Task material: Begin

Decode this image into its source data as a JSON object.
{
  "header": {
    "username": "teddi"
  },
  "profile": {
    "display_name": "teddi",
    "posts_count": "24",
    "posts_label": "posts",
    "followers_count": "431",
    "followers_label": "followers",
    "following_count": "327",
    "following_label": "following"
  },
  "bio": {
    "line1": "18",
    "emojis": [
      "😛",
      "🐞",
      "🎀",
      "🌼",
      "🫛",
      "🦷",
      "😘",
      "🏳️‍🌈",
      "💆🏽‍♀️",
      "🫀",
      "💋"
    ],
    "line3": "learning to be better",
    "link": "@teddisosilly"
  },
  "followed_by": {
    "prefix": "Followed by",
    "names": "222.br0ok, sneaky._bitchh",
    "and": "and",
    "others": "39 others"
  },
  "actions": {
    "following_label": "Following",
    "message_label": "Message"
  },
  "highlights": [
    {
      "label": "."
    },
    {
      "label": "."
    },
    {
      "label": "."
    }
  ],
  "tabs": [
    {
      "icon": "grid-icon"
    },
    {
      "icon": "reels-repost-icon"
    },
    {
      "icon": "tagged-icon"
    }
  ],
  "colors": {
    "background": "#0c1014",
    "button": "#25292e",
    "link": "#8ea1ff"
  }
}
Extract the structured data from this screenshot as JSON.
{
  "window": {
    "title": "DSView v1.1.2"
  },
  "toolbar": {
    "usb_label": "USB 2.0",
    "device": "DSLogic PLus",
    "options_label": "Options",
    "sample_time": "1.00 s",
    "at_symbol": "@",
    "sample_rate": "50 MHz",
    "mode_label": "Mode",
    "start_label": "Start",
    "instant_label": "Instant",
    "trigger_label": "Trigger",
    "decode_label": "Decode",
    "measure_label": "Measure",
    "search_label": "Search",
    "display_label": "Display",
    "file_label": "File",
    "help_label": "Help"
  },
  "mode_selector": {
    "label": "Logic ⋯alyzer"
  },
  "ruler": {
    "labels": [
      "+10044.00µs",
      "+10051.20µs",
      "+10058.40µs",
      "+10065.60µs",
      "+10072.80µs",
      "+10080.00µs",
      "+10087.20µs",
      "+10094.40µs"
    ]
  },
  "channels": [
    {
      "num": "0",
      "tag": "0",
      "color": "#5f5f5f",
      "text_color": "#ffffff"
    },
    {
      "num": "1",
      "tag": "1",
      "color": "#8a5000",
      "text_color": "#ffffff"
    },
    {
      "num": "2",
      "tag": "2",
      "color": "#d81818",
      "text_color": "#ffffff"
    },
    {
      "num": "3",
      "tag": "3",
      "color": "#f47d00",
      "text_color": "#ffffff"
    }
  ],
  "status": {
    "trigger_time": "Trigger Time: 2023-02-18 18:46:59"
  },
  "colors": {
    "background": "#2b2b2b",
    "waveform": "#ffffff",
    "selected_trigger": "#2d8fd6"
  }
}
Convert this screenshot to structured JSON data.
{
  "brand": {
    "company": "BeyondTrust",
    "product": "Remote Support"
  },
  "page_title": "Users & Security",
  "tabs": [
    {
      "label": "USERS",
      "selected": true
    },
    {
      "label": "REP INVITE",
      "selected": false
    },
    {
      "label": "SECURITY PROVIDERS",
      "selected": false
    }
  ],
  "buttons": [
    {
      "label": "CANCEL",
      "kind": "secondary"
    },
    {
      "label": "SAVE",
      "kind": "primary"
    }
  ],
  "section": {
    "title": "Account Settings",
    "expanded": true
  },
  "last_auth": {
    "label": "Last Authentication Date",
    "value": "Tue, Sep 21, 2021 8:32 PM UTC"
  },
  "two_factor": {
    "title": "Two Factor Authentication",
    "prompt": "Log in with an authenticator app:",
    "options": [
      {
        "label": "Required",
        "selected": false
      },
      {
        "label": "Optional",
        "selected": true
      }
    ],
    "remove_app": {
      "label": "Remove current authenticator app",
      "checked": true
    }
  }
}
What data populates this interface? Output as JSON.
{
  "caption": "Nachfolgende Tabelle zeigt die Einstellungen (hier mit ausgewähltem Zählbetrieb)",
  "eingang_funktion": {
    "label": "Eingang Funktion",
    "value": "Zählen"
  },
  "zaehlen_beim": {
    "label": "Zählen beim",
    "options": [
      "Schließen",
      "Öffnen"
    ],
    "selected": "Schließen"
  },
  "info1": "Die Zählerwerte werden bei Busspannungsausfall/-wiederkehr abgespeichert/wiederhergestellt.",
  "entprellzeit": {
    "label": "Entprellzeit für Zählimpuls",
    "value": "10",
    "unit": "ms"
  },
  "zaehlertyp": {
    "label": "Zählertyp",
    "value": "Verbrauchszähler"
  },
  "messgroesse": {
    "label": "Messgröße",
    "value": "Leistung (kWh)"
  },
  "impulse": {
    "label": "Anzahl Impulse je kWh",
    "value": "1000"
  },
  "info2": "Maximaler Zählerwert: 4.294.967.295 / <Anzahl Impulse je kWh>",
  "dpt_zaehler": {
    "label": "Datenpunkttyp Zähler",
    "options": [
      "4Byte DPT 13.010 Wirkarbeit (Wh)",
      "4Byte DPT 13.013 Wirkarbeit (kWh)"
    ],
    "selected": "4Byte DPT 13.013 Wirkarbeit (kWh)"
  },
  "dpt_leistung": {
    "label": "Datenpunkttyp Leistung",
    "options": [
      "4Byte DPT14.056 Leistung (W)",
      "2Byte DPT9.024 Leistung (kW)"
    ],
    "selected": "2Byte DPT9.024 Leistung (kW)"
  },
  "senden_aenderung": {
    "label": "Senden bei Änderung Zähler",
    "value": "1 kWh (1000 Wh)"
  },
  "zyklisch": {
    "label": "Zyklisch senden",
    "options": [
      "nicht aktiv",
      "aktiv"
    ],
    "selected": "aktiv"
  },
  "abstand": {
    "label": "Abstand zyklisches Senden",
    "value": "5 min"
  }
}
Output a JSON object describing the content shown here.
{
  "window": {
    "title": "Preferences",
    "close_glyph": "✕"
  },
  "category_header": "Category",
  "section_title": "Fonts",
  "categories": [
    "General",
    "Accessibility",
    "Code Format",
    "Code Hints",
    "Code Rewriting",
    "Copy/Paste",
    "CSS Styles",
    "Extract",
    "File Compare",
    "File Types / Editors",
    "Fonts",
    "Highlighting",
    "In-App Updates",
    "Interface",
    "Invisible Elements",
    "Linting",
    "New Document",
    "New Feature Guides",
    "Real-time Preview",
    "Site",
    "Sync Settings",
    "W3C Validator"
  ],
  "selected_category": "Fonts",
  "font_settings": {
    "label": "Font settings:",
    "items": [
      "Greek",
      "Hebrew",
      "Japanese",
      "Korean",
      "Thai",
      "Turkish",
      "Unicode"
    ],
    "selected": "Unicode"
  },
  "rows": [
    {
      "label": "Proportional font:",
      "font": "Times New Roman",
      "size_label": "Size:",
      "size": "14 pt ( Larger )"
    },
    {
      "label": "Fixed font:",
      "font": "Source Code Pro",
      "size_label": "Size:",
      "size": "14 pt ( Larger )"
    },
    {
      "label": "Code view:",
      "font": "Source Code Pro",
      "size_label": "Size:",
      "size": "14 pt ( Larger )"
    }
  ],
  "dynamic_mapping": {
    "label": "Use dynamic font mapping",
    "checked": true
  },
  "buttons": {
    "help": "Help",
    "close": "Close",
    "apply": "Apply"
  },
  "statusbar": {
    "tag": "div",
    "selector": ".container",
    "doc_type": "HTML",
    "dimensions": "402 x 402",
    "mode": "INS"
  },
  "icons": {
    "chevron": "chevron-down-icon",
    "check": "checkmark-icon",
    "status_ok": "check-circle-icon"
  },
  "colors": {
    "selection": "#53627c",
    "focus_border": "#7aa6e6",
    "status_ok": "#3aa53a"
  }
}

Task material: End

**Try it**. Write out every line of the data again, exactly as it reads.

**Exercise response**.
Decode this image into its source data as a JSON object.
{
  "header": {
    "username": "teddi"
  },
  "profile": {
    "display_name": "teddi",
    "posts_count": "24",
    "posts_label": "posts",
    "followers_count": "431",
    "followers_label": "followers",
    "following_count": "327",
    "following_label": "following"
  },
  "bio": {
    "line1": "18",
    "emojis": [
      "😛",
      "🐞",
      "🎀",
      "🌼",
      "🫛",
      "🦷",
      "😘",
      "🏳️‍🌈",
      "💆🏽‍♀️",
      "🫀",
      "💋"
    ],
    "line3": "learning to be better",
    "link": "@teddisosilly"
  },
  "followed_by": {
    "prefix": "Followed by",
    "names": "222.br0ok, sneaky._bitchh",
    "and": "and",
    "others": "39 others"
  },
  "actions": {
    "following_label": "Following",
    "message_label": "Message"
  },
  "highlights": [
    {
      "label": "."
    },
    {
      "label": "."
    },
    {
      "label": "."
    }
  ],
  "tabs": [
    {
      "icon": "grid-icon"
    },
    {
      "icon": "reels-repost-icon"
    },
    {
      "icon": "tagged-icon"
    }
  ],
  "colors": {
    "background": "#0c1014",
    "button": "#25292e",
    "link": "#8ea1ff"
  }
}
Extract the structured data from this screenshot as JSON.
{
  "window": {
    "title": "DSView v1.1.2"
  },
  "toolbar": {
    "usb_label": "USB 2.0",
    "device": "DSLogic PLus",
    "options_label": "Options",
    "sample_time": "1.00 s",
    "at_symbol": "@",
    "sample_rate": "50 MHz",
    "mode_label": "Mode",
    "start_label": "Start",
    "instant_label": "Instant",
    "trigger_label": "Trigger",
    "decode_label": "Decode",
    "measure_label": "Measure",
    "search_label": "Search",
    "display_label": "Display",
    "file_label": "File",
    "help_label": "Help"
  },
  "mode_selector": {
    "label": "Logic ⋯alyzer"
  },
  "ruler": {
    "labels": [
      "+10044.00µs",
      "+10051.20µs",
      "+10058.40µs",
      "+10065.60µs",
      "+10072.80µs",
      "+10080.00µs",
      "+10087.20µs",
      "+10094.40µs"
    ]
  },
  "channels": [
    {
      "num": "0",
      "tag": "0",
      "color": "#5f5f5f",
      "text_color": "#ffffff"
    },
    {
      "num": "1",
      "tag": "1",
      "color": "#8a5000",
      "text_color": "#ffffff"
    },
    {
      "num": "2",
      "tag": "2",
      "color": "#d81818",
      "text_color": "#ffffff"
    },
    {
      "num": "3",
      "tag": "3",
      "color": "#f47d00",
      "text_color": "#ffffff"
    }
  ],
  "status": {
    "trigger_time": "Trigger Time: 2023-02-18 18:46:59"
  },
  "colors": {
    "background": "#2b2b2b",
    "waveform": "#ffffff",
    "selected_trigger": "#2d8fd6"
  }
}
Convert this screenshot to structured JSON data.
{
  "brand": {
    "company": "BeyondTrust",
    "product": "Remote Support"
  },
  "page_title": "Users & Security",
  "tabs": [
    {
      "label": "USERS",
      "selected": true
    },
    {
      "label": "REP INVITE",
      "selected": false
    },
    {
      "label": "SECURITY PROVIDERS",
      "selected": false
    }
  ],
  "buttons": [
    {
      "label": "CANCEL",
      "kind": "secondary"
    },
    {
      "label": "SAVE",
      "kind": "primary"
    }
  ],
  "section": {
    "title": "Account Settings",
    "expanded": true
  },
  "last_auth": {
    "label": "Last Authentication Date",
    "value": "Tue, Sep 21, 2021 8:32 PM UTC"
  },
  "two_factor": {
    "title": "Two Factor Authentication",
    "prompt": "Log in with an authenticator app:",
    "options": [
      {
        "label": "Required",
        "selected": false
      },
      {
        "label": "Optional",
        "selected": true
      }
    ],
    "remove_app": {
      "label": "Remove current authenticator app",
      "checked": true
    }
  }
}
What data populates this interface? Output as JSON.
{
  "caption": "Nachfolgende Tabelle zeigt die Einstellungen (hier mit ausgewähltem Zählbetrieb)",
  "eingang_funktion": {
    "label": "Eingang Funktion",
    "value": "Zählen"
  },
  "zaehlen_beim": {
    "label": "Zählen beim",
    "options": [
      "Schließen",
      "Öffnen"
    ],
    "selected": "Schließen"
  },
  "info1": "Die Zählerwerte werden bei Busspannungsausfall/-wiederkehr abgespeichert/wiederhergestellt.",
  "entprellzeit": {
    "label": "Entprellzeit für Zählimpuls",
    "value": "10",
    "unit": "ms"
  },
  "zaehlertyp": {
    "label": "Zählertyp",
    "value": "Verbrauchszähler"
  },
  "messgroesse": {
    "label": "Messgröße",
    "value": "Leistung (kWh)"
  },
  "impulse": {
    "label": "Anzahl Impulse je kWh",
    "value": "1000"
  },
  "info2": "Maximaler Zählerwert: 4.294.967.295 / <Anzahl Impulse je kWh>",
  "dpt_zaehler": {
    "label": "Datenpunkttyp Zähler",
    "options": [
      "4Byte DPT 13.010 Wirkarbeit (Wh)",
      "4Byte DPT 13.013 Wirkarbeit (kWh)"
    ],
    "selected": "4Byte DPT 13.013 Wirkarbeit (kWh)"
  },
  "dpt_leistung": {
    "label": "Datenpunkttyp Leistung",
    "options": [
      "4Byte DPT14.056 Leistung (W)",
      "2Byte DPT9.024 Leistung (kW)"
    ],
    "selected": "2Byte DPT9.024 Leistung (kW)"
  },
  "senden_aenderung": {
    "label": "Senden bei Änderung Zähler",
    "value": "1 kWh (1000 Wh)"
  },
  "zyklisch": {
    "label": "Zyklisch senden",
    "options": [
      "nicht aktiv",
      "aktiv"
    ],
    "selected": "aktiv"
  },
  "abstand": {
    "label": "Abstand zyklisches Senden",
    "value": "5 min"
  }
}
Output a JSON object describing the content shown here.
{
  "window": {
    "title": "Preferences",
    "close_glyph": "✕"
  },
  "category_header": "Category",
  "section_title": "Fonts",
  "categories": [
    "General",
    "Accessibility",
    "Code Format",
    "Code Hints",
    "Code Rewriting",
    "Copy/Paste",
    "CSS Styles",
    "Extract",
    "File Compare",
    "File Types / Editors",
    "Fonts",
    "Highlighting",
    "In-App Updates",
    "Interface",
    "Invisible Elements",
    "Linting",
    "New Document",
    "New Feature Guides",
    "Real-time Preview",
    "Site",
    "Sync Settings",
    "W3C Validator"
  ],
  "selected_category": "Fonts",
  "font_settings": {
    "label": "Font settings:",
    "items": [
      "Greek",
      "Hebrew",
      "Japanese",
      "Korean",
      "Thai",
      "Turkish",
      "Unicode"
    ],
    "selected": "Unicode"
  },
  "rows": [
    {
      "label": "Proportional font:",
      "font": "Times New Roman",
      "size_label": "Size:",
      "size": "14 pt ( Larger )"
    },
    {
      "label": "Fixed font:",
      "font": "Source Code Pro",
      "size_label": "Size:",
      "size": "14 pt ( Larger )"
    },
    {
      "label": "Code view:",
      "font": "Source Code Pro",
      "size_label": "Size:",
      "size": "14 pt ( Larger )"
    }
  ],
  "dynamic_mapping": {
    "label": "Use dynamic font mapping",
    "checked": true
  },
  "buttons": {
    "help": "Help",
    "close": "Close",
    "apply": "Apply"
  },
  "statusbar": {
    "tag": "div",
    "selector": ".container",
    "doc_type": "HTML",
    "dimensions": "402 x 402",
    "mode": "INS"
  },
  "icons": {
    "chevron": "chevron-down-icon",
    "check": "checkmark-icon",
    "status_ok": "check-circle-icon"
  },
  "colors": {
    "selection": "#53627c",
    "focus_border": "#7aa6e6",
    "status_ok": "#3aa53a"
  }
}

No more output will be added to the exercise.